A discussion was organised at the Nehru Centre last week on exploring themes and cinematic traditions in Bimal Roy’s films.entertainment Updated: Jan 13, 2009 13:31 IST
The first thing young film actors do these days is go to the gym. They’re quite off the mark. They should see the films of Bimal Roy instead. No one flexes muscles or tries to be stronger-than-thou. The legendary director’s films spotlights people who are the sort you can recognise and believe.
A discussion was organised at the Nehru Centre last week on exploring themes and cinematic traditions in Bimal Roy’s films. This event marked the first in a series planned for the year of his birth centenary. Suresh Chabria, noted film scholar, delivered the keynote address.
In memory of Rinki Bhattacharya, writer and daughter of the director, said she would soon release out a book on her late father with contributions from a cross-section of writers.
The audience included a large group of college students, mostly girls, guided by academics Nandini Sardesai and Jeroo Mulla. Bimal Roy’s black-and-white masterpieces were glimpsed through excerpts of scenes and songs from his oeuvre.
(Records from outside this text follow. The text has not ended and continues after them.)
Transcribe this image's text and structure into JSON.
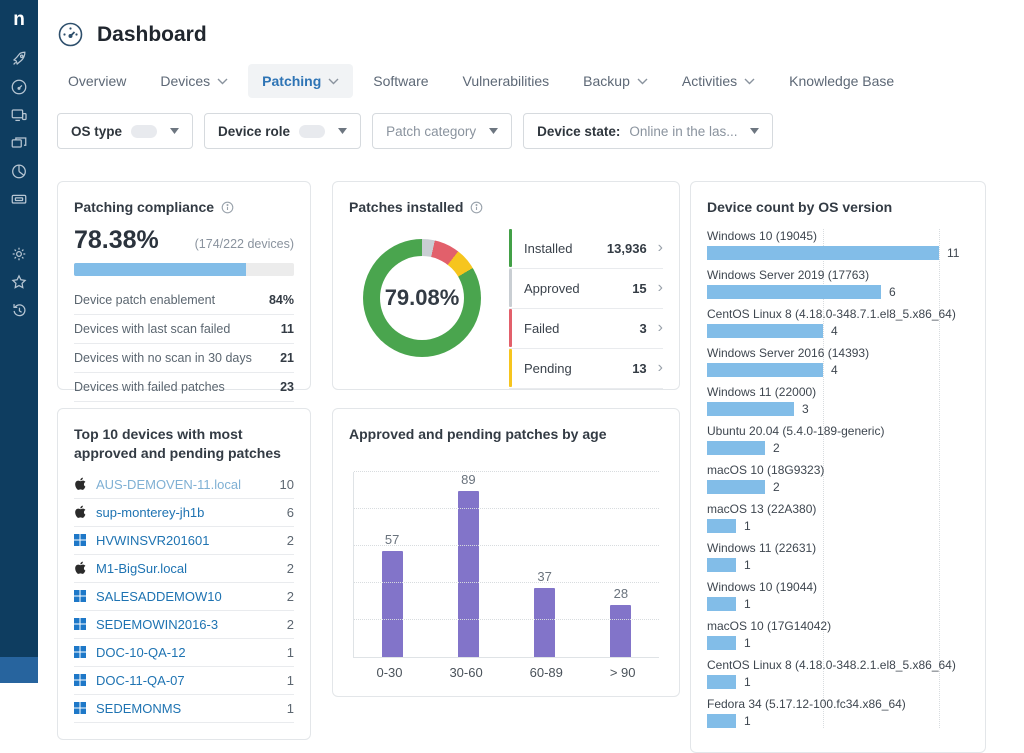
{
  "header": {
    "title": "Dashboard"
  },
  "sidebar": {
    "logo": "n",
    "icons_top": [
      "rocket-icon",
      "gauge-icon",
      "remote-devices-icon",
      "multi-device-icon",
      "pie-chart-icon",
      "ticket-icon"
    ],
    "icons_bottom": [
      "gear-icon",
      "star-icon",
      "history-icon"
    ]
  },
  "tabs": [
    {
      "label": "Overview",
      "caret": false,
      "active": false
    },
    {
      "label": "Devices",
      "caret": true,
      "active": false
    },
    {
      "label": "Patching",
      "caret": true,
      "active": true
    },
    {
      "label": "Software",
      "caret": false,
      "active": false
    },
    {
      "label": "Vulnerabilities",
      "caret": false,
      "active": false
    },
    {
      "label": "Backup",
      "caret": true,
      "active": false
    },
    {
      "label": "Activities",
      "caret": true,
      "active": false
    },
    {
      "label": "Knowledge Base",
      "caret": false,
      "active": false
    }
  ],
  "filters": [
    {
      "label": "OS type",
      "pill": true,
      "value": "",
      "muted": false
    },
    {
      "label": "Device role",
      "pill": true,
      "value": "",
      "muted": false
    },
    {
      "label": "Patch category",
      "pill": false,
      "value": "",
      "muted": true
    },
    {
      "label": "Device state:",
      "pill": false,
      "value": "Online in the las...",
      "muted": false
    }
  ],
  "compliance": {
    "title": "Patching compliance",
    "percent": "78.38%",
    "devices": "(174/222 devices)",
    "progress_pct": 78,
    "bar_color": "#82bde8",
    "rows": [
      {
        "label": "Device patch enablement",
        "value": "84%"
      },
      {
        "label": "Devices with last scan failed",
        "value": "11"
      },
      {
        "label": "Devices with no scan in 30 days",
        "value": "21"
      },
      {
        "label": "Devices with failed patches",
        "value": "23"
      }
    ]
  },
  "patches_installed": {
    "title": "Patches installed",
    "center": "79.08%",
    "legend": [
      {
        "label": "Installed",
        "value": "13,936",
        "color": "#43a047"
      },
      {
        "label": "Approved",
        "value": "15",
        "color": "#c9ced3"
      },
      {
        "label": "Failed",
        "value": "3",
        "color": "#e2606b"
      },
      {
        "label": "Pending",
        "value": "13",
        "color": "#f6c51e"
      }
    ],
    "donut_segments": [
      {
        "color": "#c9ced3",
        "pct": 3.5
      },
      {
        "color": "#e2606b",
        "pct": 7.0
      },
      {
        "color": "#f6c51e",
        "pct": 6.0
      },
      {
        "color": "#4aa54e",
        "pct": 83.5
      }
    ]
  },
  "os_versions": {
    "title": "Device count by OS version",
    "axis_max": 8,
    "bar_color": "#82bde8",
    "items": [
      {
        "label": "Windows 10 (19045)",
        "value": 11
      },
      {
        "label": "Windows Server 2019 (17763)",
        "value": 6
      },
      {
        "label": "CentOS Linux 8 (4.18.0-348.7.1.el8_5.x86_64)",
        "value": 4
      },
      {
        "label": "Windows Server 2016 (14393)",
        "value": 4
      },
      {
        "label": "Windows 11 (22000)",
        "value": 3
      },
      {
        "label": "Ubuntu 20.04 (5.4.0-189-generic)",
        "value": 2
      },
      {
        "label": "macOS 10 (18G9323)",
        "value": 2
      },
      {
        "label": "macOS 13 (22A380)",
        "value": 1
      },
      {
        "label": "Windows 11 (22631)",
        "value": 1
      },
      {
        "label": "Windows 10 (19044)",
        "value": 1
      },
      {
        "label": "macOS 10 (17G14042)",
        "value": 1
      },
      {
        "label": "CentOS Linux 8 (4.18.0-348.2.1.el8_5.x86_64)",
        "value": 1
      },
      {
        "label": "Fedora 34 (5.17.12-100.fc34.x86_64)",
        "value": 1
      }
    ]
  },
  "top_devices": {
    "title": "Top 10 devices with most approved and pending patches",
    "items": [
      {
        "name": "AUS-DEMOVEN-11.local",
        "os": "mac",
        "value": "10",
        "muted": true
      },
      {
        "name": "sup-monterey-jh1b",
        "os": "mac",
        "value": "6",
        "muted": false
      },
      {
        "name": "HVWINSVR201601",
        "os": "windows",
        "value": "2",
        "muted": false
      },
      {
        "name": "M1-BigSur.local",
        "os": "mac",
        "value": "2",
        "muted": false
      },
      {
        "name": "SALESADDEMOW10",
        "os": "windows",
        "value": "2",
        "muted": false
      },
      {
        "name": "SEDEMOWIN2016-3",
        "os": "windows",
        "value": "2",
        "muted": false
      },
      {
        "name": "DOC-10-QA-12",
        "os": "windows",
        "value": "1",
        "muted": false
      },
      {
        "name": "DOC-11-QA-07",
        "os": "windows",
        "value": "1",
        "muted": false
      },
      {
        "name": "SEDEMONMS",
        "os": "windows",
        "value": "1",
        "muted": false
      }
    ]
  },
  "age_chart": {
    "title": "Approved and pending patches by age",
    "categories": [
      "0-30",
      "30-60",
      "60-89",
      "> 90"
    ],
    "values": [
      57,
      89,
      37,
      28
    ],
    "ymax": 100,
    "gridline_step": 20,
    "bar_color": "#8274c9"
  },
  "chart_data": [
    {
      "type": "pie",
      "title": "Patches installed",
      "center_label": "79.08%",
      "labels": [
        "Installed",
        "Approved",
        "Failed",
        "Pending"
      ],
      "values": [
        13936,
        15,
        3,
        13
      ],
      "colors": [
        "#4aa54e",
        "#c9ced3",
        "#e2606b",
        "#f6c51e"
      ],
      "legend_position": "right"
    },
    {
      "type": "bar",
      "orientation": "horizontal",
      "title": "Device count by OS version",
      "categories": [
        "Windows 10 (19045)",
        "Windows Server 2019 (17763)",
        "CentOS Linux 8 (4.18.0-348.7.1.el8_5.x86_64)",
        "Windows Server 2016 (14393)",
        "Windows 11 (22000)",
        "Ubuntu 20.04 (5.4.0-189-generic)",
        "macOS 10 (18G9323)",
        "macOS 13 (22A380)",
        "Windows 11 (22631)",
        "Windows 10 (19044)",
        "macOS 10 (17G14042)",
        "CentOS Linux 8 (4.18.0-348.2.1.el8_5.x86_64)",
        "Fedora 34 (5.17.12-100.fc34.x86_64)"
      ],
      "values": [
        11,
        6,
        4,
        4,
        3,
        2,
        2,
        1,
        1,
        1,
        1,
        1,
        1
      ],
      "xlim": [
        0,
        8
      ],
      "grid": "dotted-vertical"
    },
    {
      "type": "bar",
      "orientation": "vertical",
      "title": "Approved and pending patches by age",
      "categories": [
        "0-30",
        "30-60",
        "60-89",
        "> 90"
      ],
      "values": [
        57,
        89,
        37,
        28
      ],
      "ylim": [
        0,
        100
      ],
      "grid": "dotted-horizontal"
    }
  ]
}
Chabria spoke of Roy’s ability to make films which had artistic merit as well as mass appeal. They ranged from
Do Bigha Zameen and Udayer Pathe which reflected great social concerns to Madhumati which dealt with the theme of reincarnation deeply embedded in the Indian psyche.